In Aunt Martha’s integrated model, your Primary Care Provider (PCP) helps to coordinate all of your care in one place. Working with your PCP and the other people on your Care Team, you have access to a wide range of health services, including:
- Preventive care, such as immunizations, school, work and sports physicals, and cancer screenings;
- Chronic care for conditions like asthma, hypertension, and diabetes; and,
- Acute care for symptoms like cough, stomach pain, or high fever.
When you have a regular PCP, you also benefit from knowing that other physicians and medical staff within the practice also know your medical history. By working closely together, the different members of your Care Team can more easily spot patterns in your health and recommend lifestyle changes to avoid the need for expensive specialty care. For example, simple testing during a visit with your PCP can reveal health problems, such as high blood pressure, that may go unnoticed leading to more serious issues later in life.
Different Types of Primary Care Providers
Different types of PCPs treat different people depending on the patient’s specific needs. For example:
- Family practitioners, or family medicine doctors, care for patients of all ages, from infants, kids and teens, to adults and the elderly.
- Pediatricians care for babies, kids, and teens.
- Internists, or internal medicine doctors, care for adults, but some see patients who are in their late teens.
- Adolescent medicine specialists are pediatricians or internists who have additional training in caring for teens.
- Combined internal medicine and pediatric specialists have training in both pediatrics and internal medicine, allowing them to bridge the gap between treating young patients and adults.

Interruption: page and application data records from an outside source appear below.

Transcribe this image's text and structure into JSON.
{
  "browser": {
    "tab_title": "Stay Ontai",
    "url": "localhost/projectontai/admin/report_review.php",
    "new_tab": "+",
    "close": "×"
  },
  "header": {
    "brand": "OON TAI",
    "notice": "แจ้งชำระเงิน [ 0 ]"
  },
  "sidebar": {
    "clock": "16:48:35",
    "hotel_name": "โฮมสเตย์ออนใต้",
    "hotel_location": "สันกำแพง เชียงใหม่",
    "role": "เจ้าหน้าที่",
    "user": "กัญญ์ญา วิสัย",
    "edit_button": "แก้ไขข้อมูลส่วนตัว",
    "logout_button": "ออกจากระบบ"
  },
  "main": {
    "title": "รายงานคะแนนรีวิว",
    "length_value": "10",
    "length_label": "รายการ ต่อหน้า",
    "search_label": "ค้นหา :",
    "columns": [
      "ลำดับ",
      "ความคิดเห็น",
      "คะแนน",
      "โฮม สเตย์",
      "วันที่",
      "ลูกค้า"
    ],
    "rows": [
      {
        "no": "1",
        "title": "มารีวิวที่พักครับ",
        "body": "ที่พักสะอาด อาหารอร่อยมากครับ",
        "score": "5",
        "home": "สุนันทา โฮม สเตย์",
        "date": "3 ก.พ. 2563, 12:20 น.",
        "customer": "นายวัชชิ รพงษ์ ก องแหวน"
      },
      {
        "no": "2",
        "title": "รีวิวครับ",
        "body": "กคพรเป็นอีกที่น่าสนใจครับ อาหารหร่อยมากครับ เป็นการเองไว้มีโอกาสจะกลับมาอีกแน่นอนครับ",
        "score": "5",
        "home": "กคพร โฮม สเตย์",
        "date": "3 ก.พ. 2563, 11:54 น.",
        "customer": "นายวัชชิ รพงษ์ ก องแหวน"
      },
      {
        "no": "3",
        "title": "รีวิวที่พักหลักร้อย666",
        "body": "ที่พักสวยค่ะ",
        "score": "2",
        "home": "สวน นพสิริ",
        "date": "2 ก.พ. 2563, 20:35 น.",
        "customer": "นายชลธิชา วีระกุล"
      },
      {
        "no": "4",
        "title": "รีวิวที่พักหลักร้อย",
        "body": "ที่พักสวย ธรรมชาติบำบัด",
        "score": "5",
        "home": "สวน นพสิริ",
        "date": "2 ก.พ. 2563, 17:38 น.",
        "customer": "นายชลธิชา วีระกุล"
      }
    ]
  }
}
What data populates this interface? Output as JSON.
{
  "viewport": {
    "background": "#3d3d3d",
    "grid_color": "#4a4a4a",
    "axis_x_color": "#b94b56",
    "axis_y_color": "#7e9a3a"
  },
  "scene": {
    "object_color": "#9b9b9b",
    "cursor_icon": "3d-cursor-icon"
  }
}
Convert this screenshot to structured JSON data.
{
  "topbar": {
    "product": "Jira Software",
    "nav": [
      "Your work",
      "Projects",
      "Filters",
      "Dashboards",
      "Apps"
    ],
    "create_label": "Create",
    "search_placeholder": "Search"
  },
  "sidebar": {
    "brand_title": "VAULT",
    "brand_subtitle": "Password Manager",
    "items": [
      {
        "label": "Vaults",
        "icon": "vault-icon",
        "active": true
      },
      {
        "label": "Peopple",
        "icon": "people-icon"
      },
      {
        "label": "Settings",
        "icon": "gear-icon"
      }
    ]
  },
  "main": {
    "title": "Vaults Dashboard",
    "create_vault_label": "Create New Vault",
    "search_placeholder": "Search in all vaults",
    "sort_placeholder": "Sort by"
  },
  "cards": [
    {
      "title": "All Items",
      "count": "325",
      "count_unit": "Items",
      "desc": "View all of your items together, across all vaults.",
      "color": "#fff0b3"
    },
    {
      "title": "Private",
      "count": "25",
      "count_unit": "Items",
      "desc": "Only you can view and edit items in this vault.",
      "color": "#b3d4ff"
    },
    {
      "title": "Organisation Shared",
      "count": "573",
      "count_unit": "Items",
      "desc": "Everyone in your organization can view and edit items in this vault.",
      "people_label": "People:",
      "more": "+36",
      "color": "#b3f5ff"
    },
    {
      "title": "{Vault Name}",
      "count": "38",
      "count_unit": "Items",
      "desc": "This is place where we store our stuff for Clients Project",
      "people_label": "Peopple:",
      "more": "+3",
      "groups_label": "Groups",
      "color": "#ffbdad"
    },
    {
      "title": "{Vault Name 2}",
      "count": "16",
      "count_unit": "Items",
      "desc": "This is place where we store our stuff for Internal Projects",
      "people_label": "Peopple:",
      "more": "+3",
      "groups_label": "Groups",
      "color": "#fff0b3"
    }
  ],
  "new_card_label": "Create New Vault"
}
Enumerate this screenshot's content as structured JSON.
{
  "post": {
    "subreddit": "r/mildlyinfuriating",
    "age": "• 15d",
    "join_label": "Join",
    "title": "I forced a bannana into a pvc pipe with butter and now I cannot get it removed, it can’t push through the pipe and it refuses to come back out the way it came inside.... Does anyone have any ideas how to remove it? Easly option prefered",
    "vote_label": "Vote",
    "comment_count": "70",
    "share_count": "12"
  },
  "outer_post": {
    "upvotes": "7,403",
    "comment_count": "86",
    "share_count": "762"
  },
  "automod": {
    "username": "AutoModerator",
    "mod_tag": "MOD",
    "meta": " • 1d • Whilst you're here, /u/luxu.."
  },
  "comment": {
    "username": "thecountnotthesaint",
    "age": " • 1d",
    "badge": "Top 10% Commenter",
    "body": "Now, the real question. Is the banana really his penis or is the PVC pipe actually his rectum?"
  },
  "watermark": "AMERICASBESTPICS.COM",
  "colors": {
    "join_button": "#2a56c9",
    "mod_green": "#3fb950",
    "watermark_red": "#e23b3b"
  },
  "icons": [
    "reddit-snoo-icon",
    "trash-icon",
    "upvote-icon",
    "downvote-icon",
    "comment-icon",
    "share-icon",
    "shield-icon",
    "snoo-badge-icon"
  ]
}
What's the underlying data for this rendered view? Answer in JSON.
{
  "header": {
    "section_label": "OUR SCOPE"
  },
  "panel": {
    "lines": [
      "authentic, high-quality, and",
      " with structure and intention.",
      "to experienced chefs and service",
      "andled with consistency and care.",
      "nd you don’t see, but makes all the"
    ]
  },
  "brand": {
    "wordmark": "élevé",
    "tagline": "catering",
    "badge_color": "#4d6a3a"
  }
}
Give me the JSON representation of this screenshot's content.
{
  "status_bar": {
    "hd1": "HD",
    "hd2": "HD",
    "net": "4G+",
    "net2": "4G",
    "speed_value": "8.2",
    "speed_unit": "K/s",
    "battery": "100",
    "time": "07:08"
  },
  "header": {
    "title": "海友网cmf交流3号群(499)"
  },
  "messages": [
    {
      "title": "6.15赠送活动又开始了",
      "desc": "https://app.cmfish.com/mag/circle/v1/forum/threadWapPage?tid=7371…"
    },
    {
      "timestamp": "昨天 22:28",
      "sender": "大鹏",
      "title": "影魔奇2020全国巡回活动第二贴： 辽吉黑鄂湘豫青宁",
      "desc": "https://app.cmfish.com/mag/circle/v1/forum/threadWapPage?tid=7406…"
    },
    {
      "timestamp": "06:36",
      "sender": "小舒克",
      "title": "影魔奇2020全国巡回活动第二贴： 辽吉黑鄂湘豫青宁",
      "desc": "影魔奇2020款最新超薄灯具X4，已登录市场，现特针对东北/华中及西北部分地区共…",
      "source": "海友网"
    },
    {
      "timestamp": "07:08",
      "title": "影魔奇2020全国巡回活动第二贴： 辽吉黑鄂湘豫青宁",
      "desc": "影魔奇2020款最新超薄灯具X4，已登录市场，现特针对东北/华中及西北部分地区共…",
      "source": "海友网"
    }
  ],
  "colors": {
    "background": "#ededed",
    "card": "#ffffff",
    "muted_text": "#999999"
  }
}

- Obstetricians and gynecologists specialize in women’s health issues and are sometimes PCPs for girls who have started menstruating.
- A nurse practitioner or physician assistant sometimes is the main provider a child sees at a doctor’s office.
Differences Between Your Provider’s Office and the Emergency Department
Primary Care Provider (PCP)
- You’ll pay your primary care copay, if you have one. This may cost you between $0 and $50.
- You go when you feel sick and when you feel well.
- You call ahead to make an appointment.
- You may have a short wait to be called after you arrive but you will generally be seen around your appointment time.
- You’ll usually see the same provider each time.
- Your provider will usually have access to your health record.
- Your provider works with you to monitor your chronic conditions and helps you improve your overall health.
- Your provider will check other areas of your health, not just the problem that brought you in that day.
- If you need to see other providers or manage your care, your provider can help you make a plan, get your medicines, and schedule your recommended follow-up visits or find specialists.
- The Emergency Department is for emergencies ONLY!
- You’ll likely pay a copay, co-insurance, and have to meet your deductible before your health plan pays for your costs, especially if it’s not an emergency. Your copay may be between $50 and $150.
- You should only go when you’re injured or very sick.
- You show up when you need to and wait until they can get to you.
- You may wait for several hours before you’re seen if it’s not an emergency.
- You’ll see the provider who is working that day.
- The provider who sees you probably won’t have access to your health records. This makes follow-up care more complicated, and could mean they aren’t fully aware of allergies to certain medications.
- The provider may not know what chronic conditions you have.
- The provider will only check the urgent problem you came in to treat but might not ask about other concerns.
- When your visit is over you will be discharged with instructions to follow up with your primary care provider and/or specialist. There may not be any follow-up support.